Each has rapid-fire action sequences and were chosen specifically to test the 'smearing' effect common to many LCD TVs that can't switch colours quickly enough. Smearing was hard to spot with the 42WL58, which rendered breakneck action sequences, like the jungle chase in The Incredibles, clearly and with good colour.
We then used Digital Video Essentials (DVE) to calibrate the screen's parameters. After adjusting to what DVE said were the ideal settings, the panel's image actually seemed a bit flatter and less dynamic than it was on the normal setting.
One striking issue with the display was the heavy image cropping that was evident at most of the Toshiba unit's six aspect ratio settings (Cinema, 14:9, Wide, 4:3, Subtitle and Super Live). All of the modes cropped our widescreen DVE images visibly, with Cinema mode going so far as to cut major parts of the page titles off the screen. DVE's overscan test showed that, depending on the video mode used, the unit was trimming between 3 percent and 13 percent of the top and bottom of the picture, with more than 5 percent of the left and right edges missing.

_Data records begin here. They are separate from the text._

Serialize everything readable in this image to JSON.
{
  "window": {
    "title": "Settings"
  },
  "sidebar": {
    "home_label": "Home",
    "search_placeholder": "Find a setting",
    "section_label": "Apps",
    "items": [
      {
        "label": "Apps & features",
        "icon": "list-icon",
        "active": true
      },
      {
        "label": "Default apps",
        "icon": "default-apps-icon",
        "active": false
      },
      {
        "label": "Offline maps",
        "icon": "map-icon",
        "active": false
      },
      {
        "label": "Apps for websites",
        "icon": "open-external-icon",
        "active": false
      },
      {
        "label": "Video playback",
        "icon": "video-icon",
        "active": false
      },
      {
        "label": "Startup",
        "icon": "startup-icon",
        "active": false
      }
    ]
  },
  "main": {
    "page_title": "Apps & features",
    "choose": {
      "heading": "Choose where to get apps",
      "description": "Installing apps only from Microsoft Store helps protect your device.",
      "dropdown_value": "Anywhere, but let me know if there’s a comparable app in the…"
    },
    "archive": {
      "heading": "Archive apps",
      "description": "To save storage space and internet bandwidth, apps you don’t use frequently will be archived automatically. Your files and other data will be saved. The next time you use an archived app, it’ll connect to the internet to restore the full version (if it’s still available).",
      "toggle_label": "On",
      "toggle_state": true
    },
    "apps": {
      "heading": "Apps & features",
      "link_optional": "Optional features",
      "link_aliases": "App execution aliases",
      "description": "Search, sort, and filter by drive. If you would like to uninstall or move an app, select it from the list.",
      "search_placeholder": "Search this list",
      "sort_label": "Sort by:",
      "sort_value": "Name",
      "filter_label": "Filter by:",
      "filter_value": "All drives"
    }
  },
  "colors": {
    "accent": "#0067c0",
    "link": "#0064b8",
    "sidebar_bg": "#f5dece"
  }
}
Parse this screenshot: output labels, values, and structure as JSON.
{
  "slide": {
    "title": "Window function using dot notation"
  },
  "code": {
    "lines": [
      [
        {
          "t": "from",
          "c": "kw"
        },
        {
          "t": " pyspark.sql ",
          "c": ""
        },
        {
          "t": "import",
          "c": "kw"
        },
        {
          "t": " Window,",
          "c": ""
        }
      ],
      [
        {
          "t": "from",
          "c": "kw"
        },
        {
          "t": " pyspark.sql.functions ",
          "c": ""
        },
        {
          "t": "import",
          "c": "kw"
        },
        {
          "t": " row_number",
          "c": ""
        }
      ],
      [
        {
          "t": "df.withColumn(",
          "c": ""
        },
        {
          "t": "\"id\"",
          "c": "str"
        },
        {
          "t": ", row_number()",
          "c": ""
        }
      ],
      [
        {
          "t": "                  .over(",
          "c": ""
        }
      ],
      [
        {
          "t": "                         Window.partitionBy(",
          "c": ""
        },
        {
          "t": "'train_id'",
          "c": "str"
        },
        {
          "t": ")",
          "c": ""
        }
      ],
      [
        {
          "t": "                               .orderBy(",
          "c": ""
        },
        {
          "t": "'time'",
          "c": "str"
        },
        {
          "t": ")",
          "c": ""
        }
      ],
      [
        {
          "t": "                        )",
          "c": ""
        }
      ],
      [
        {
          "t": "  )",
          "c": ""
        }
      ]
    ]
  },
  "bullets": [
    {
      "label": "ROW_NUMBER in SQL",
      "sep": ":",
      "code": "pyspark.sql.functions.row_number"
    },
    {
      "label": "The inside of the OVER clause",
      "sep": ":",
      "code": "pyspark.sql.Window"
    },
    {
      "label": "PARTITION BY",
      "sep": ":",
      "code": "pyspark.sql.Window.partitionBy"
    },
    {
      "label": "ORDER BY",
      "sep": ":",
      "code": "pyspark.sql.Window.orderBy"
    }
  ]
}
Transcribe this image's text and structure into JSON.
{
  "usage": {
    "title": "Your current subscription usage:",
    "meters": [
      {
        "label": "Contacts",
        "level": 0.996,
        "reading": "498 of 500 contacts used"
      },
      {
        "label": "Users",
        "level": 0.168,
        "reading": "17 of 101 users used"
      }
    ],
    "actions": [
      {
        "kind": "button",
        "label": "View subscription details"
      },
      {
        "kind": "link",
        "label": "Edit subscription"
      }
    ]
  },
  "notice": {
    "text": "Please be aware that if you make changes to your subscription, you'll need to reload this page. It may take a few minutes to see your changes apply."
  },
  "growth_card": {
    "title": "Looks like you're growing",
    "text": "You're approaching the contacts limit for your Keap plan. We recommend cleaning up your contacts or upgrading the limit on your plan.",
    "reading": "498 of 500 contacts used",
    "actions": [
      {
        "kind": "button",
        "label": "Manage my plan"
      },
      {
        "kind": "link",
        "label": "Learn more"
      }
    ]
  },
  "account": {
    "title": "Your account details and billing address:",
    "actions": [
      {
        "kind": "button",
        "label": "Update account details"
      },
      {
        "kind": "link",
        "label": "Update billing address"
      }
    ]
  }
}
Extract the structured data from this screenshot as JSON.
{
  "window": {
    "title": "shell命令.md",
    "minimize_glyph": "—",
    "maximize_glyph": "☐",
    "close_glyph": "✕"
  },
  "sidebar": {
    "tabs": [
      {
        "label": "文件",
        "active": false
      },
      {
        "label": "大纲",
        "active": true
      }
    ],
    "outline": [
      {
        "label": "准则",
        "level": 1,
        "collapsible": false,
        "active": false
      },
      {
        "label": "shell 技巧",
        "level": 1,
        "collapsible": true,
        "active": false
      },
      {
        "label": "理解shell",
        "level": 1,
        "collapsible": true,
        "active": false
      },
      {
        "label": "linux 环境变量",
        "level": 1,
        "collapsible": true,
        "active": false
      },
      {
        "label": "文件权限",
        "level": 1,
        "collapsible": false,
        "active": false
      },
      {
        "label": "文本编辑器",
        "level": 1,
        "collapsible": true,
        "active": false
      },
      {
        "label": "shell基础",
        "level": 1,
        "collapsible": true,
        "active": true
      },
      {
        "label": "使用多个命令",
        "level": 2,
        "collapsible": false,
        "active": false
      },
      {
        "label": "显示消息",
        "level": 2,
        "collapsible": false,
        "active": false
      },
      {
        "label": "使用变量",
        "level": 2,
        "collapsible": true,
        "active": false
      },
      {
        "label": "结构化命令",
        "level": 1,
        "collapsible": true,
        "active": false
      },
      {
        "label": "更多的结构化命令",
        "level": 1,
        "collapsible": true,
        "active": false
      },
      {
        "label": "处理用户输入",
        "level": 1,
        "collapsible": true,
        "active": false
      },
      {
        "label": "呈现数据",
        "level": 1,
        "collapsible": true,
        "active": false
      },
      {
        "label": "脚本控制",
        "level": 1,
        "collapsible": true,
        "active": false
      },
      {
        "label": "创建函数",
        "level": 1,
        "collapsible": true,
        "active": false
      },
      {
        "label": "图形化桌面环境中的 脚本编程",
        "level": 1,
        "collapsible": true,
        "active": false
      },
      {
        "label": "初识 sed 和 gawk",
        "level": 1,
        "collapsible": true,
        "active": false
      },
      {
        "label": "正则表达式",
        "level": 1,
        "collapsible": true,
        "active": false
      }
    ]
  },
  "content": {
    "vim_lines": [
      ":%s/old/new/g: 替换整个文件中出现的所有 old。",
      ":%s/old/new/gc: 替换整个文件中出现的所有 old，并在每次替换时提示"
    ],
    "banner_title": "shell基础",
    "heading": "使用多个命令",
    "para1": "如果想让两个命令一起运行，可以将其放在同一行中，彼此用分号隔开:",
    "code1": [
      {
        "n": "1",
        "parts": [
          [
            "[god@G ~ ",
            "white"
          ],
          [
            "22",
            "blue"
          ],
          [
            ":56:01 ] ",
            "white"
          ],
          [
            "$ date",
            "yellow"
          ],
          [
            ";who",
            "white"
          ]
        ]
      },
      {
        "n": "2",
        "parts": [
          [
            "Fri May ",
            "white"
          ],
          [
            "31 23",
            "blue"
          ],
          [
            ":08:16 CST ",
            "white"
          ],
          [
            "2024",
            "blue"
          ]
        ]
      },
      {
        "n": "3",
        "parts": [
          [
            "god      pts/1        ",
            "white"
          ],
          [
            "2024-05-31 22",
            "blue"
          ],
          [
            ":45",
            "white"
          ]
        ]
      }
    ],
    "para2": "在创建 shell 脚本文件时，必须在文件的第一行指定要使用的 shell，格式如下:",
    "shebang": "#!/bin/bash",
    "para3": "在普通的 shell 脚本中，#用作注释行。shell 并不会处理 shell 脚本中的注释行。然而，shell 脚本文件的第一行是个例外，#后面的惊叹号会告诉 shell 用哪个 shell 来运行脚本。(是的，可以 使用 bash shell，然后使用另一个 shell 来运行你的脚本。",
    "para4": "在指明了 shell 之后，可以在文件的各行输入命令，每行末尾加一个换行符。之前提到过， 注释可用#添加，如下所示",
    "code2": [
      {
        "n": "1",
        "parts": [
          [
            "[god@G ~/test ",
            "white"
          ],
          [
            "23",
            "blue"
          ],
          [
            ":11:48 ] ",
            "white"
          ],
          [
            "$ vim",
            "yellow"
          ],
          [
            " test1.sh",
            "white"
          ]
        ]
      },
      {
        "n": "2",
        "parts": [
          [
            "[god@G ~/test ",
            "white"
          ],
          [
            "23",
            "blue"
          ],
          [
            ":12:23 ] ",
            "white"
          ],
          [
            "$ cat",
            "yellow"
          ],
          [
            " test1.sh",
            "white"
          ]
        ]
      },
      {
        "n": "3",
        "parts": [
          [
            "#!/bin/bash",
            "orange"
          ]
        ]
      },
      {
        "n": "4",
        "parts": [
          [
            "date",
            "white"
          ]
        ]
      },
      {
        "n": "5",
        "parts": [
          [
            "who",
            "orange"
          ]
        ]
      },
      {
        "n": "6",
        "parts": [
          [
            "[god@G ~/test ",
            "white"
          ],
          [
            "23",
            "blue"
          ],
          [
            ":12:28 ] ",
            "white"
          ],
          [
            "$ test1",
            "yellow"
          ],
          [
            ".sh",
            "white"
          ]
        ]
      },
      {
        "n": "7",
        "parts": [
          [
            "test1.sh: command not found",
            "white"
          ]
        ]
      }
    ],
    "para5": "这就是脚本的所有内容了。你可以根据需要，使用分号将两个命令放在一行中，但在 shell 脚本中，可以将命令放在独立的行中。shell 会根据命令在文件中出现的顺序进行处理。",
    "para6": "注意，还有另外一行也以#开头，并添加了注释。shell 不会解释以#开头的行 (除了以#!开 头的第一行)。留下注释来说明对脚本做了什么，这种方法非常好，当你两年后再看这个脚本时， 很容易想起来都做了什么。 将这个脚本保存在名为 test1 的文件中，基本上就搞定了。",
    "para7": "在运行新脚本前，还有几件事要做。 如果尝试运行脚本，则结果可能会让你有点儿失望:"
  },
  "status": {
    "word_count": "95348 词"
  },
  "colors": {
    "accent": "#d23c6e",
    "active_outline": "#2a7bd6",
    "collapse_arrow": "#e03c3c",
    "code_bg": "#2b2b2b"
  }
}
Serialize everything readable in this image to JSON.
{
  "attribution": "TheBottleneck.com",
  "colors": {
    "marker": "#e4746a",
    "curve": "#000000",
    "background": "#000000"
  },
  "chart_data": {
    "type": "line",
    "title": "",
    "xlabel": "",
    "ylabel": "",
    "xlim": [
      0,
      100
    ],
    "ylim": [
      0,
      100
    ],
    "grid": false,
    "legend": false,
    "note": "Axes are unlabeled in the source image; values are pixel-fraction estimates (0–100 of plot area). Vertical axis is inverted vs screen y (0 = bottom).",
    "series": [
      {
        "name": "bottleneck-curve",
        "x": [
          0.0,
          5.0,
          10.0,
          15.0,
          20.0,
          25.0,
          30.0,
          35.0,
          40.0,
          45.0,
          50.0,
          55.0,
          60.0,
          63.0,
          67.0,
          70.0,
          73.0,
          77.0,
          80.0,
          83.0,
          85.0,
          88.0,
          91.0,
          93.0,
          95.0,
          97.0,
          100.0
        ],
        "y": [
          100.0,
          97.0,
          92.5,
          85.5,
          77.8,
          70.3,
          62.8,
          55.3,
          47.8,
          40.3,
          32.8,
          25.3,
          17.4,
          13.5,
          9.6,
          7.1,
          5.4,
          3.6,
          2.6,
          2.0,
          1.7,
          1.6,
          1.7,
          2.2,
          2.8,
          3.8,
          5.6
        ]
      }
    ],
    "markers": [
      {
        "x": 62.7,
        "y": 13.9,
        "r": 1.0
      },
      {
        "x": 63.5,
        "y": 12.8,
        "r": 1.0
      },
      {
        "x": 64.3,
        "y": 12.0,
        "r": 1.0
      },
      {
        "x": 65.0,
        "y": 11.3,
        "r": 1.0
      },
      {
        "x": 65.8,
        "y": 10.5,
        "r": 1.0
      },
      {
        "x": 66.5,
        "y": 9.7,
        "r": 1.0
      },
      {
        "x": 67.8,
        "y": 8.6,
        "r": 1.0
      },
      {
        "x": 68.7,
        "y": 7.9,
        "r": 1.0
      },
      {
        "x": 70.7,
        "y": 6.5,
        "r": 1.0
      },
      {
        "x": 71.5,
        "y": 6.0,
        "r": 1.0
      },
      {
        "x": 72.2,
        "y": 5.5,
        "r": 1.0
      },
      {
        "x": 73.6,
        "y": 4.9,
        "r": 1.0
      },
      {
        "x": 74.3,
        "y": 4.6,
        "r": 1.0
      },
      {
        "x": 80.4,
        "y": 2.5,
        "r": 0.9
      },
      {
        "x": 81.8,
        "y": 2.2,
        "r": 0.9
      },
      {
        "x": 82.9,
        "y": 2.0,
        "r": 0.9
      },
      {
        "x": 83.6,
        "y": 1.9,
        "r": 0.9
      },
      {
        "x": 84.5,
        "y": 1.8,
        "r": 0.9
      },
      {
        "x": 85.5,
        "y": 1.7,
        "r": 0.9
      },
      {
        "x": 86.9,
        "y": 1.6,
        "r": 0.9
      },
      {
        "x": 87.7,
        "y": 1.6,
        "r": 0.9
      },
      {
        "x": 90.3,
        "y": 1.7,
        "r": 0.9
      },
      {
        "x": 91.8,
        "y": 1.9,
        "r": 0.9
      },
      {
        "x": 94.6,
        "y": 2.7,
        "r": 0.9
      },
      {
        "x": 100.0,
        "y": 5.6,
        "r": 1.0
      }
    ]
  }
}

LCD or plasma?
The 42WL58 was competent if not inspiring, but the difference between it and the Hitachi plasma was immediately evident when the video source was split and fed to both units, side-by-side, simultaneously.
A beach that seemed warm and brown on the Hitachi unit was comparatively flat and beige on the Toshiba panel, while skin tones and even animated films were consistently warmer on the Hitachi unit. Even after adjusting the display modes, we simply could not get a more convincing image from the LCD TV than from the plasma.
The extent of the cropping problem was entirely evident when the DVD was paused and the images compared: on the Hitachi unit, for example, the head of a Torino giant slalom skier was fully visible while the Toshiba unit cropped the head off slightly above the goggles. This issue might not be evident when watching one unit in isolation, but repeated tests confirmed this was a consistent problem with the Toshiba unit.
With both units ready to display whatever was being watched, we found ourselves repeatedly turning back to the Hitachi plasma for its rich, pleasing image and overall watchability. Although the 42WL58 was good overall, the limitations of LCD technology's pixel-based design - which works well for PC displays but is too granular to match the plasma's more subtle tonality - were clearly evident.
The main deficiencies with the 42WL58 come from the limitations of LCD technology, rather than being specific to Toshiba. However, considering that it costs AU$2096 more than the Hitachi 42PD8800TA, it's hard to justify the extra expenditure for an image that simply doesn't deliver an equally jaw-dropping video experience. LCD may have matched plasma in terms of its size, but it still has a way to go before its overall quality catches up.